Making a broth from animal bones has fallen out of favour in the fast world that we now live in. An old fashioned grandmotherly cure for nourishing the sick or weak that might seem a bit redundant in our high tech world. However, don’t be quick to disregard this as irrelevant. There are enormous health benefits that can be derived from a simple bone broth:
What’s so good about it?
Bone broth is rich in key nutrients that can support our health in a number of ways:
Protein: particularly the amino acids arginine, glycine, proline and glutamine. Amongst other things these amino acids support immune function, wound healing, repair of cartilage and joints, and are gut protective and detoxifying
Collagen and gelatin: found in connective tissue, which makes it important for skin, hair, nails and joint health too.
Minerals: particularly calcium, but also magnesium, phosphorus, silicon and sulphur making it good for bone health
How to make it
Take the bones from poultry, ham, beef or lamb (ideally grass fed / organic bones)
Add enough cold water to cover the bones
Add a splash of any type of vinegar or a dash of lemon juice
Simmer for 30-60 minutes, remove any scum that has risen to the top, reduce the heat and simmer (6-48 hours for chicken, 12-72 hours for meat bones). To reduce the cooking time you may want to smash or cut the bones into small pieces first
Add vegetables: tops, skins or roughly chopped veg - I use carrots, celery, onions with a few herbs such as parsley or bay for the last 30-50 minutes of cooking.
Strain through a colander or sieve lined with cheesecloth for a clearer broth, Discard the bones. If uncooked meat was used in the mix, reserve for soups or salads.
Use the broth to make soup or as a stock when you make other dishes such as rice or beans or simply sip like a tea.

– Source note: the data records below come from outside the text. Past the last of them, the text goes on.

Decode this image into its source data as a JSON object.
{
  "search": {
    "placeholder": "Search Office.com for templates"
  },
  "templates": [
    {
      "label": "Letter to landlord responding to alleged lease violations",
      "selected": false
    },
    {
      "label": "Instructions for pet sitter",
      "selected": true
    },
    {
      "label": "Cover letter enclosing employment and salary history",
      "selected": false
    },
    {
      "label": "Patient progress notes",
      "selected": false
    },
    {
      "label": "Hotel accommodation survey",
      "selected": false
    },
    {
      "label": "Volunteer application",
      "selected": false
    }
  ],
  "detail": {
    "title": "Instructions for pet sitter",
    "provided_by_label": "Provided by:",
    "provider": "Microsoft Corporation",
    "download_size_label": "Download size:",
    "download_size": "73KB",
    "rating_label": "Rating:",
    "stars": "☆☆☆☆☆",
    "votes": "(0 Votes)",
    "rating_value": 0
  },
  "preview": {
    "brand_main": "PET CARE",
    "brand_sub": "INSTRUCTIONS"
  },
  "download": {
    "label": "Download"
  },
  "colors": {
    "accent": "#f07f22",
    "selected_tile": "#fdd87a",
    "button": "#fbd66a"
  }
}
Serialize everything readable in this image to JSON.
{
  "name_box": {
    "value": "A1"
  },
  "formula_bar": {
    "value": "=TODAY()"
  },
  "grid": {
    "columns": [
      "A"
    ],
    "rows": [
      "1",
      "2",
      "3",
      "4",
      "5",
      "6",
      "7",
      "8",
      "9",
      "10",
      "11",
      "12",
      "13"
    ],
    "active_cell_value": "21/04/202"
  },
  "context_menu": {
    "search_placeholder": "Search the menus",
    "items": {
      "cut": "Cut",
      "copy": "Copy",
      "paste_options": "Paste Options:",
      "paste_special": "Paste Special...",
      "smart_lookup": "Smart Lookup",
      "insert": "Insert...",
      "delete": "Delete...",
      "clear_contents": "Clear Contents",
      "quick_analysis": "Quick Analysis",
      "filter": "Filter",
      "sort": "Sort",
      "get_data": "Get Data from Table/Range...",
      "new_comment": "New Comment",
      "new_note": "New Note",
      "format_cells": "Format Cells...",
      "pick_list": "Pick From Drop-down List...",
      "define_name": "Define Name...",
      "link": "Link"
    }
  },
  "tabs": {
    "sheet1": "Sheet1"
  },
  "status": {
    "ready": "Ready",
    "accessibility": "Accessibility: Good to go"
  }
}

Apart from anything else, it is a great way of feeling that you are getting something for nothing. Bones that you would typically throw away can deliver a healing potion of goodness and delicious flavour too. I freeze my bones and chicken carcasses and then when I have a reasonable sized batch I brew up my broth then pack it away in small containers in my freezer. A little effort goes a long way.